“It can also assist with sub-surface modelling – which has similar issues around different sources of data and its levels of completeness – enabling the mine to produce 3D subsurface models of the distribution of the deposit. This allows mining engineers to develop a mine plan to extract these more efficiently.”
Nair adds that with the drilling and blasting required for extraction and processing, generative AI is perfect for developing efficient drill and blast plans, as it helps you understand the overall geological conditions better.
“With an optimal drill and blast plan in hand, it means you can find the right areas with the best access to the ore, speeding up the process, reducing the waste and making the downstream processing less costly, as it is more efficient and less intensive.
“The same goes for material stockpiles. With the insights provided by generative AI into the contents of the pile, you will have a clearer understanding of the ore properties that reside within, allowing for better blending decisions and downstream processing, to increase throughput.”
He says it even assists with regard to asset management, enabling one to predict potential failures and implement proactive maintenance, which can thus be undertaken in a planned manner, and is far less costly than unplanned downtime.
“Then of course, with underground mining, we have an inherently dangerous environment, threatened by rockfalls and unexpected cavities. Since any accident here will lead to a halt in production, a negative emotional impact on employees and even potential loss of life, generative AI can really contribute to safety,” he says.
Generative AI can be used effectively to leverage geological, operational and heavy machinery data, pulling this together to predict with accuracy where there are potential dangers. This means mines can adjust their plans to avoid proximity to these danger zones and keep their employees safer.
“While there are many AI technology opportunities to exploit, there are also any number of threats that can impact an organisation.
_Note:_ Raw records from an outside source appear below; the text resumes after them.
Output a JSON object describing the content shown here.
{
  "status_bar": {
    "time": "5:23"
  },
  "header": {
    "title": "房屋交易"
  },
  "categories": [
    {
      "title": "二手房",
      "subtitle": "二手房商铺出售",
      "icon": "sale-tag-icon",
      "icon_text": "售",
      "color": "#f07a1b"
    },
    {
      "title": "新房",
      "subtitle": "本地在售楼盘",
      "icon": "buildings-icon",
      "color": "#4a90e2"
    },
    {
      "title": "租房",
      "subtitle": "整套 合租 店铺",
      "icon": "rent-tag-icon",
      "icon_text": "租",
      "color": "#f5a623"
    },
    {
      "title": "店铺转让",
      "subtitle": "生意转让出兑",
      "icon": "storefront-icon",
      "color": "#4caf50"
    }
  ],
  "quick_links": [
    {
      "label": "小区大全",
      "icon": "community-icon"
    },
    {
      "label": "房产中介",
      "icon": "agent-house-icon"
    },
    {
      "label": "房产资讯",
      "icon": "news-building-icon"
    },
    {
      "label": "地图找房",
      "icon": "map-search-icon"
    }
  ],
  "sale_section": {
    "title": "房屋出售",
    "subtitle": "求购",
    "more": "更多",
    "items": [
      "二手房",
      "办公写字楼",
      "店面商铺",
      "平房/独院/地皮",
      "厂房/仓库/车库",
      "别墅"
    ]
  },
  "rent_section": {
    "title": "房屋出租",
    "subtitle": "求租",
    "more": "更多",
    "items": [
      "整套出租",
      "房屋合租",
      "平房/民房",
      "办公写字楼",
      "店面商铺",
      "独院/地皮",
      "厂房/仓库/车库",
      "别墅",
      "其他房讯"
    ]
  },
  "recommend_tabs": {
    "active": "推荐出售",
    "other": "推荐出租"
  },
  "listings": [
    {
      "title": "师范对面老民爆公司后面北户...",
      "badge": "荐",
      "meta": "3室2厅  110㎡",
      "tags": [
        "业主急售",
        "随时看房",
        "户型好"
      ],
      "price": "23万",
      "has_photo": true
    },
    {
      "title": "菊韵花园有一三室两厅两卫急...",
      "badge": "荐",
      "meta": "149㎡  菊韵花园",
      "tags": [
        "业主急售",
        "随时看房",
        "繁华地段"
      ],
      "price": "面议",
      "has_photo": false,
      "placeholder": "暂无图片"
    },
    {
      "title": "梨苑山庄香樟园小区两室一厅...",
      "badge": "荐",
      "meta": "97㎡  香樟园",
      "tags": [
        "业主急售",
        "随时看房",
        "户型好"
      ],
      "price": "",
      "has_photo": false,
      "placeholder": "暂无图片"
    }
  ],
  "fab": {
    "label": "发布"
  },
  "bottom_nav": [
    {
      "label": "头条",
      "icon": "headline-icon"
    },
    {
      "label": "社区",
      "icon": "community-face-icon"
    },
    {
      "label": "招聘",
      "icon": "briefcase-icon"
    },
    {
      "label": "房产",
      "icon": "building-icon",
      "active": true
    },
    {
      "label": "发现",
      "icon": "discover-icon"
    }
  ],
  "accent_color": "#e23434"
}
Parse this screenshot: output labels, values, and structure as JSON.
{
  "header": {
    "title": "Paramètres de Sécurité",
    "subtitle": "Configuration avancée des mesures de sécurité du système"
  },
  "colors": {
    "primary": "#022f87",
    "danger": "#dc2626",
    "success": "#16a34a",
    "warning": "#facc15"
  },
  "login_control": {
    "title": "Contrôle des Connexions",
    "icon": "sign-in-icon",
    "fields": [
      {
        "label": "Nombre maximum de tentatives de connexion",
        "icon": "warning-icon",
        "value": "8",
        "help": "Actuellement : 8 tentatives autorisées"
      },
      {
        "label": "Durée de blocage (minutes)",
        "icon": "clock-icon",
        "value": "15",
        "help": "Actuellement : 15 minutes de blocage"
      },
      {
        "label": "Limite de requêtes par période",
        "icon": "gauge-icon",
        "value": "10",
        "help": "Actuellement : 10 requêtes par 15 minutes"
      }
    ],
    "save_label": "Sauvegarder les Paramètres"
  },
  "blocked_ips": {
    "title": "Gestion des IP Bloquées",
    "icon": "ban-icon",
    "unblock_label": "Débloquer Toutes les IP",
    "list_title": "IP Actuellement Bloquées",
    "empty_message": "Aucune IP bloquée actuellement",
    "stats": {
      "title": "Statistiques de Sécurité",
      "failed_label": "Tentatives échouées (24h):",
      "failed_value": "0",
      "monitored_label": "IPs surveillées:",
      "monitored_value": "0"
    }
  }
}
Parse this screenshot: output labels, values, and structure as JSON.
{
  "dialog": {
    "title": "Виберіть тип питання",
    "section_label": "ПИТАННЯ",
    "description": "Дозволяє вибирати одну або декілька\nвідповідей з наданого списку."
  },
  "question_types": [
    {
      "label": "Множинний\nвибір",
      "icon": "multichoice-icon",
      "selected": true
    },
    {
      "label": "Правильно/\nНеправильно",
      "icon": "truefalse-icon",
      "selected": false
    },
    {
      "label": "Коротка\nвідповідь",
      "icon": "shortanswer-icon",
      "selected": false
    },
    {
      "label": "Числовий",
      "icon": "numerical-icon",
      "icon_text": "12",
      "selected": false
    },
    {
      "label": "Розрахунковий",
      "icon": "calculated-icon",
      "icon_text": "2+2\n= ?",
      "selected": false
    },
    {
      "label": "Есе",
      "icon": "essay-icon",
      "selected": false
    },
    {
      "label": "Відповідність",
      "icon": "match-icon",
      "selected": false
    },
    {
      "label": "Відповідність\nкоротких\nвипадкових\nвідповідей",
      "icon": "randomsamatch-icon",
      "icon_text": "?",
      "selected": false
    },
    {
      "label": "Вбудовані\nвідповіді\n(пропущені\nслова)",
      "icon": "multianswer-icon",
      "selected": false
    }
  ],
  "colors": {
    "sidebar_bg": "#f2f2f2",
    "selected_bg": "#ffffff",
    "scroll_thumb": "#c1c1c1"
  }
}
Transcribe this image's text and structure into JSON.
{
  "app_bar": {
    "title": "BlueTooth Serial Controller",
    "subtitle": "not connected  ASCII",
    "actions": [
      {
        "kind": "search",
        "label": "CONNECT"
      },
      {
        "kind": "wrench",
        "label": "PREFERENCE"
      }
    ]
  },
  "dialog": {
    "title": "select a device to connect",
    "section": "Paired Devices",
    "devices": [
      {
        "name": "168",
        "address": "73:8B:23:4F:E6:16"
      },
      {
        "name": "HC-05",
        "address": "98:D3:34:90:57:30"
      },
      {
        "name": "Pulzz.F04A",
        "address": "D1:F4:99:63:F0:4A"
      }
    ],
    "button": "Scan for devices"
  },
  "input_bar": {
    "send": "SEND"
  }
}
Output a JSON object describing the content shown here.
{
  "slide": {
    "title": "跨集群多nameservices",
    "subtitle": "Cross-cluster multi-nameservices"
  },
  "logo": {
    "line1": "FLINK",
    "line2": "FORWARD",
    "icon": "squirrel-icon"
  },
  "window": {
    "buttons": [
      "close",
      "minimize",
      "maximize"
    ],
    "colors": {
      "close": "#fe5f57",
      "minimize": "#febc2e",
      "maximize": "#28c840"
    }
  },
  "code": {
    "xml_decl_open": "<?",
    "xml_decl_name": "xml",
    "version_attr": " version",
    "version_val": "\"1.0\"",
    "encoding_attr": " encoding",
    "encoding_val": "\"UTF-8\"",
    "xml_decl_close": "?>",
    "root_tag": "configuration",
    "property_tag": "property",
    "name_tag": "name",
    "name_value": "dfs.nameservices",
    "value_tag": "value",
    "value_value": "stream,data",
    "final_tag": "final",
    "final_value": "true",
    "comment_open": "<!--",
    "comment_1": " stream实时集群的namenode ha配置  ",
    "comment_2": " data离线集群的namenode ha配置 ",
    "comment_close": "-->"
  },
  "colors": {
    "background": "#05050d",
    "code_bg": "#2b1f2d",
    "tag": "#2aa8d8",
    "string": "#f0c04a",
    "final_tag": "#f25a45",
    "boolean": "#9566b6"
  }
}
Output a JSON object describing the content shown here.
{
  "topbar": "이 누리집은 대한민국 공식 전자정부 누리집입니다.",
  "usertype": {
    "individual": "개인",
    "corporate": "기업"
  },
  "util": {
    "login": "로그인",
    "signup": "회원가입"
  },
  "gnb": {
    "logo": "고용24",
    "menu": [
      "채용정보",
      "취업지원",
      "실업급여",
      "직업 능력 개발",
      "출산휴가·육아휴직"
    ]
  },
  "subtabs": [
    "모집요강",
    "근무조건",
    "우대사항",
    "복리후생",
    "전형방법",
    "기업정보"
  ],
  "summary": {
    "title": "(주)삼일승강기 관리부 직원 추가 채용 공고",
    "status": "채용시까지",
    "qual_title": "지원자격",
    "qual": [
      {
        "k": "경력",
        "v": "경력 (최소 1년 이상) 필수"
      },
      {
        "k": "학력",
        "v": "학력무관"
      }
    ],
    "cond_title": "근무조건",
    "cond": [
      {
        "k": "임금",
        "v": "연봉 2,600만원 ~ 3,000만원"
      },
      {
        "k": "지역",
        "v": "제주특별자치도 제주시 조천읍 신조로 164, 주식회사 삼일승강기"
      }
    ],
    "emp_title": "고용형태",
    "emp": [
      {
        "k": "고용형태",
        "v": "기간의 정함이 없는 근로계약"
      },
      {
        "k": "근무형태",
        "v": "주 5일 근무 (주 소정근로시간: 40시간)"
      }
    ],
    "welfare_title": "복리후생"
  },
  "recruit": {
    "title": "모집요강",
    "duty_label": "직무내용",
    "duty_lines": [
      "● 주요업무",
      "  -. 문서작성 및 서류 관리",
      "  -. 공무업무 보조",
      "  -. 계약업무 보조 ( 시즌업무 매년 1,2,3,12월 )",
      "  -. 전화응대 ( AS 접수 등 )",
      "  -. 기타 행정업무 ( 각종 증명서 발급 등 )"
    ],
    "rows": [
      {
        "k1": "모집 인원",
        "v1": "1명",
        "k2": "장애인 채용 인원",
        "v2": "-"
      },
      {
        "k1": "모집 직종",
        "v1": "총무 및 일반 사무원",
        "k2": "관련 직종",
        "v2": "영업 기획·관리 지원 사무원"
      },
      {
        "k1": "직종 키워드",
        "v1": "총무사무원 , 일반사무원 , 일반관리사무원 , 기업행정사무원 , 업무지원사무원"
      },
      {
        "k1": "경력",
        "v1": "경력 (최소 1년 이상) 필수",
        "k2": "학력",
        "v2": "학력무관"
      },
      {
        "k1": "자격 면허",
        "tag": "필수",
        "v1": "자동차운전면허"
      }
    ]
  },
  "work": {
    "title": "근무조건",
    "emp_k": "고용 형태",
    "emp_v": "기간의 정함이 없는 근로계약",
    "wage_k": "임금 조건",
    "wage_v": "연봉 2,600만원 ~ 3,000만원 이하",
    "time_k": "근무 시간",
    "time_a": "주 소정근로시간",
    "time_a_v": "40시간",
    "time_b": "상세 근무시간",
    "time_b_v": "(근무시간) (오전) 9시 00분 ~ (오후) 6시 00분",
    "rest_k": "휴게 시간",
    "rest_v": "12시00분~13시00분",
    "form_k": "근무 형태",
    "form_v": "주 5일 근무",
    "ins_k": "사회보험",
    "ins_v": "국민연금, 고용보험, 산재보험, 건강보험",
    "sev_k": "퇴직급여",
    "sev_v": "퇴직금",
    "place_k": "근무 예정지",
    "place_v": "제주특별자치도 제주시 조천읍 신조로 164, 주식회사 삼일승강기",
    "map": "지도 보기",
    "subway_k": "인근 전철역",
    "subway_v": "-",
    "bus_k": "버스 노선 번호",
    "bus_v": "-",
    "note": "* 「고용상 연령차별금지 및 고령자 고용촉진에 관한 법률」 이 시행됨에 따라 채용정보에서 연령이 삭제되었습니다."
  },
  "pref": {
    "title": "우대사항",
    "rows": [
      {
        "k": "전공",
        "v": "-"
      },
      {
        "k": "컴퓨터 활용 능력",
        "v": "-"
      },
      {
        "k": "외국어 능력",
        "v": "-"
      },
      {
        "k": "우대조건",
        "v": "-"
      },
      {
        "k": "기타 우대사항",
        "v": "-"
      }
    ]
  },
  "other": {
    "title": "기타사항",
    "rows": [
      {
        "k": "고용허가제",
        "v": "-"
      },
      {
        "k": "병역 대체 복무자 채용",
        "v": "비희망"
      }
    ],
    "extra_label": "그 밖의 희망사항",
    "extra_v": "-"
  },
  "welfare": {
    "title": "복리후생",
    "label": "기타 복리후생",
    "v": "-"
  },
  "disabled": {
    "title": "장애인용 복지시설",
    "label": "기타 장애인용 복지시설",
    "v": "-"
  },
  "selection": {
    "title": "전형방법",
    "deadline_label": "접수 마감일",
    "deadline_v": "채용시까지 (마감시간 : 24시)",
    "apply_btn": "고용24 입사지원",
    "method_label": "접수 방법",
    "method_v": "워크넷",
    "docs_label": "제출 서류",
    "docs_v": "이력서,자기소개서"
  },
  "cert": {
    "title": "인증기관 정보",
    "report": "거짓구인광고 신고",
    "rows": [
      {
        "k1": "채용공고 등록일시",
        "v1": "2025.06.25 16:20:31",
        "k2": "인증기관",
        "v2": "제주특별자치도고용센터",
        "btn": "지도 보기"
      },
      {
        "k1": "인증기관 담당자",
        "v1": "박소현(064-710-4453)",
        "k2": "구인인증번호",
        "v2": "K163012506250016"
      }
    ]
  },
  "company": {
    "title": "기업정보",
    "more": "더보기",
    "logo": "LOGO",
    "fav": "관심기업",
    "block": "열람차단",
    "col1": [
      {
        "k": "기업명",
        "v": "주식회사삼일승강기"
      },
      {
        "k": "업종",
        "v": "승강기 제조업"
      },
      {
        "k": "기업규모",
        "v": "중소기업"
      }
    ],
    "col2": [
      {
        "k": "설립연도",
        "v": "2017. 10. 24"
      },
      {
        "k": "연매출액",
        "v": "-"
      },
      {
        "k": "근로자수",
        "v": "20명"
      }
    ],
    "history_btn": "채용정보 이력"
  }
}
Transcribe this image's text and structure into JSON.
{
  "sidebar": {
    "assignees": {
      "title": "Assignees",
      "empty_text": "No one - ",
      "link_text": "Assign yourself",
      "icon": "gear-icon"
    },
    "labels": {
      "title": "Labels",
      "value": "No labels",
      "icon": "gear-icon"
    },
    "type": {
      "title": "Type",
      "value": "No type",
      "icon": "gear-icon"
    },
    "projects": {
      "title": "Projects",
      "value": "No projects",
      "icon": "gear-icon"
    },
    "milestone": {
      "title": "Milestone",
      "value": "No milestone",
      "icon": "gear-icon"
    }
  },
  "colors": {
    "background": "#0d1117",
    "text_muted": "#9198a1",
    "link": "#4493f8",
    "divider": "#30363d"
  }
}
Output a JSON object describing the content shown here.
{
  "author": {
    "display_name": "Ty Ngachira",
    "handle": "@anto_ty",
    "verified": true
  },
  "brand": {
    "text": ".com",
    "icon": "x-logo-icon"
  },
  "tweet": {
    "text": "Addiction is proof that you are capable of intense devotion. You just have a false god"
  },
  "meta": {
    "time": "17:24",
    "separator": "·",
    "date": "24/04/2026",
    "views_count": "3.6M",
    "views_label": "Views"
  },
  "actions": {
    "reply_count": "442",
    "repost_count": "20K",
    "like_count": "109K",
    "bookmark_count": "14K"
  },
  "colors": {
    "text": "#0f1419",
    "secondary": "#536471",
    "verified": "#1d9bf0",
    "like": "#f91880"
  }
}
To this end, we recommend businesses first consider the guardrails they need in place to prevent finding themselves on the wrong side of the rules – much like plagiarism concerns continue to swirl around the use of ChatGPT.
“From an Accenture point of view, we help mining companies to navigate the implementation and use of this new technology, and ensure it is fine-tuned to the specifics of the individual organisation.
“We see our role as helping mines to overcome the uncertainty that exists around the use of such technology, so that they can adopt generative AI in a responsible and value-adding way into their business,” says Nair.